Government regulation has impacted supermarket mergers to varying degrees throughout the past 50 years.
In 1958, the Federal Trade Commission launched a formal investigation of "the integration and concentration of economic power at the retail level of distribution."
In April 1959, the FTC made its initial move in the food field when it charged two chains with antitrust violations: Kroger Co., Cincinnati, the nation's third-largest chain, which had acquired 42 corporations with 1,900 stores since 1928; and National Tea, Chicago, the fifth-largest chain, which had acquired 13 corporations with 440 stores since 1952.
Henry J. Eavey, president of Super Market Institute, said the charges against the two chains constituted "an action against every man in our industry, small or large, [because] if we permit the government to break up the large chains, what's to prevent them from breaking up the small chains?"
It took years for the two cases to be settled, with National Tea opting for an out-of-court settlement and accepting a 10-year ban on mergers.
In November 1968, the FTC terminated the case against Kroger, saying, "The public interest does not warrant further proceedings."
In 1966, the National Council on Food Marketing recommended legislation requiring compulsory premerger notification for any business combinations and giving regulatory agencies temporary cease-and-desist powers to enforce that requirement, an approach that was adopted by the FTC when it issued new food-merger guidelines that made it clear, SN reported, that large retailers would have to content themselves with internal expansion rather than growth through acquisition.
In 1976, the Hart-Scott-Rodino Antitrust Improvement Act of 1976 took effect, formalizing the prenotification procedure for all mergers.
Merger activity picked up in the late 1970s as the 10-year consent agreements signed by some companies began to expire.

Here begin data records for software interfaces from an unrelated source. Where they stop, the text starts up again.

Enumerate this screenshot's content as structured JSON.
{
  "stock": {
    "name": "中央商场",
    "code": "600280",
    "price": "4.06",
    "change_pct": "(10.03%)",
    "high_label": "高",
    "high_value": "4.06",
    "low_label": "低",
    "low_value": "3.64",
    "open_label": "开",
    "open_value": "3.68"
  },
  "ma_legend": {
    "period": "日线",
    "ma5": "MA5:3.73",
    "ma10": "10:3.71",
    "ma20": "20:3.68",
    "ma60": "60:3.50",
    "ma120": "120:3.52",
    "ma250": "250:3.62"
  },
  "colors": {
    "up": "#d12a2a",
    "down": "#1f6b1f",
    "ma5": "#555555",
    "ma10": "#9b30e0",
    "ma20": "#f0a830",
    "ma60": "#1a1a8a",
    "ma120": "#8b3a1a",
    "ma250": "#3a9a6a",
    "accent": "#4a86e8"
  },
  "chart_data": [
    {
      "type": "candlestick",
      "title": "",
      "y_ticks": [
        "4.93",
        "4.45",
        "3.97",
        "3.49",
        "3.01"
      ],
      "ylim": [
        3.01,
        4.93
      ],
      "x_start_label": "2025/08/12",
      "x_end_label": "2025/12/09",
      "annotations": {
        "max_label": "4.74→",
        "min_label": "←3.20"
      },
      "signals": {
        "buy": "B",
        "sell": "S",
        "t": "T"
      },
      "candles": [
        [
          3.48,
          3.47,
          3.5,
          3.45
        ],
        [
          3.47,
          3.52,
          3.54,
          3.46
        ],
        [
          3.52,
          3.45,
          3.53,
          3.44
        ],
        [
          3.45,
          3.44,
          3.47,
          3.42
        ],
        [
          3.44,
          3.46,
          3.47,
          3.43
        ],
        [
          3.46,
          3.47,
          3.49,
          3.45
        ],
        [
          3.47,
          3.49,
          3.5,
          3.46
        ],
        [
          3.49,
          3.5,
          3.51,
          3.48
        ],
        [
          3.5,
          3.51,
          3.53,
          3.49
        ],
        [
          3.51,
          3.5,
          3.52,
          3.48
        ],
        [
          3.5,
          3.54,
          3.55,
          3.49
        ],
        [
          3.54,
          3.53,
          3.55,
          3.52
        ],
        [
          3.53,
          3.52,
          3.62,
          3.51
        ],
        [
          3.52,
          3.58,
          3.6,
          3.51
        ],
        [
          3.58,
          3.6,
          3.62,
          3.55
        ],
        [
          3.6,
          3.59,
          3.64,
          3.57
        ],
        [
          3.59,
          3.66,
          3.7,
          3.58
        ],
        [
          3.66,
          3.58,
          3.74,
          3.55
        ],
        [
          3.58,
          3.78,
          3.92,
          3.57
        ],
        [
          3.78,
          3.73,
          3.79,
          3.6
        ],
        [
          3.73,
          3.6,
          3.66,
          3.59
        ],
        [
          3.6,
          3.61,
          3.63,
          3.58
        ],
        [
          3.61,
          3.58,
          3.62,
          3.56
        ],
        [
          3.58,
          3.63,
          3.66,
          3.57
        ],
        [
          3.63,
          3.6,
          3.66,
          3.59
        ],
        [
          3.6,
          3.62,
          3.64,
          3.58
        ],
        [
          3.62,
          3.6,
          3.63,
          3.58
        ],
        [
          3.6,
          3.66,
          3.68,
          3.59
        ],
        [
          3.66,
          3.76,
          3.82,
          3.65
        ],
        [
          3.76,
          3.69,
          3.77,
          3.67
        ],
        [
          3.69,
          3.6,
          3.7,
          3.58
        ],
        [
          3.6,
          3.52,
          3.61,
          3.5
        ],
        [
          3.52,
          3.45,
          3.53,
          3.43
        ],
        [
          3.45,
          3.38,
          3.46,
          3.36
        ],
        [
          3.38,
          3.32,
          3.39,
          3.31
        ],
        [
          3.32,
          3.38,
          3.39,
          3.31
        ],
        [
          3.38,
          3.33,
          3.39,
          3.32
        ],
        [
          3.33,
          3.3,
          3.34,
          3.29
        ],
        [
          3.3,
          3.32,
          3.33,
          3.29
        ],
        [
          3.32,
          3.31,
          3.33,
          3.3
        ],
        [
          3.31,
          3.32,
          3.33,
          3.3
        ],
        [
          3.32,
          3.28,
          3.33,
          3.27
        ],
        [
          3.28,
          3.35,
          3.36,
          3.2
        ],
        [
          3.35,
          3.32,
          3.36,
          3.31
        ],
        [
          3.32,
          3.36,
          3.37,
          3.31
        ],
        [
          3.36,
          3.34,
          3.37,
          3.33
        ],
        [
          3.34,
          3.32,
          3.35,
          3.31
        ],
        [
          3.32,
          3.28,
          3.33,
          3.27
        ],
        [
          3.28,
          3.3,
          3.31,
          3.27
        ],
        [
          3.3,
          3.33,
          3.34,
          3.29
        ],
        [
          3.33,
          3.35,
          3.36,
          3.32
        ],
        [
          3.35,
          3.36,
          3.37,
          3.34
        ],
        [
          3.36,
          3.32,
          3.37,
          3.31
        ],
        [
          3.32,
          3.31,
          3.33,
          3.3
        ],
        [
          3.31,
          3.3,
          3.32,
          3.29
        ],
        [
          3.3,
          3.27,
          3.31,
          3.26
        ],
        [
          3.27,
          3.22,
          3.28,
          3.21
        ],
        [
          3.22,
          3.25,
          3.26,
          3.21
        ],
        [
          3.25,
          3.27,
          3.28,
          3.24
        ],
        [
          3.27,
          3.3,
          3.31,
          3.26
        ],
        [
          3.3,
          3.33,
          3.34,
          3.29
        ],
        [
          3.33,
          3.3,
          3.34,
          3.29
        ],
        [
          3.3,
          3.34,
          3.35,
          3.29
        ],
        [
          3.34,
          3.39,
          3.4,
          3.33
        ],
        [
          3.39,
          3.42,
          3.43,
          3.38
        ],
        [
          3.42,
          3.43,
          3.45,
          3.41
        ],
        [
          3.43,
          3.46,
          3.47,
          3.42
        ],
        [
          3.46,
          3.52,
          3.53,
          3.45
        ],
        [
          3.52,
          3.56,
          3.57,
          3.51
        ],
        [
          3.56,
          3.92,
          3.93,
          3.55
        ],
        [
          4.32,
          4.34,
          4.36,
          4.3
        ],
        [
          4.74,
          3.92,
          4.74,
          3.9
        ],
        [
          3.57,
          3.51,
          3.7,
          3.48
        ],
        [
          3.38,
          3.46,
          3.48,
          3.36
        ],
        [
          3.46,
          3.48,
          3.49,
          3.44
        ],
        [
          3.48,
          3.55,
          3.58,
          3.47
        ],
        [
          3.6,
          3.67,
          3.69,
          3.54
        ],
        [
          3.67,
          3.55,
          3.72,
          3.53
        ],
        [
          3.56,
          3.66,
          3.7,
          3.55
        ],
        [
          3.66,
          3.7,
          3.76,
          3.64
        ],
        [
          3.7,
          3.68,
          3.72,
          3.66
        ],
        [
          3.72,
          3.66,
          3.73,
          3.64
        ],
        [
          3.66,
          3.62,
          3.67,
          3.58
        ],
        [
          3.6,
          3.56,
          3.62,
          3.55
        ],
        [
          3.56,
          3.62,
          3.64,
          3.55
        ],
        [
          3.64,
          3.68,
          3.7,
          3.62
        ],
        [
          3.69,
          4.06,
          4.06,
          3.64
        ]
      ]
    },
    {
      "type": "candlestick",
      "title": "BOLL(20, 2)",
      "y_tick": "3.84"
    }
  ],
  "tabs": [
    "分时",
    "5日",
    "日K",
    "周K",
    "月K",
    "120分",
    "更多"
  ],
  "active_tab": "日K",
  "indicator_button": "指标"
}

The government maintained an aggressive stance, however, with the FTC stepping in during 1981 to block Grand Union's 1979 purchase of Colonial Stores in Atlanta -- a move that was ultimately reversed by the U.S. Supreme Court in 1983 when it ruled the arena for determining competition in the retail food industry is broader than supermarket sales alone but should encompass "all retail grocery sales" in an area.
In 1985, the FTC abandoned its 1967 guidelines that took action on mergers based on combined sales volumes and adopted new guidelines that considered market share, industrywide conditions, barriers to entry and technological changes in evaluating food mergers -- part of an effort, the FTC explained, "to reduce unneeded regulations."
The FTC continued to take a more flexible, pro-business approach to mergers through much of the 1990s, as demonstrated in 1998 when it required Kroger to divest only eight stores when it sought to acquire Fred Meyer Inc., Portland, Ore., and required Albertson's to divest 145 stores -- because of the overlap of Albertson's and Lucky in California -- when it sought to acquire American Stores Co.
The commission toughened up later that year, however, blocking Kroger's attempt to buy Winn-Dixie stores in Texas and Oklahoma, and asking for a large number of divestitures before allowing Ahold to acquire Pathmark Stores. Ahold ultimately broke off the deal "in the face of strong opposition" from the FTC, SN reported.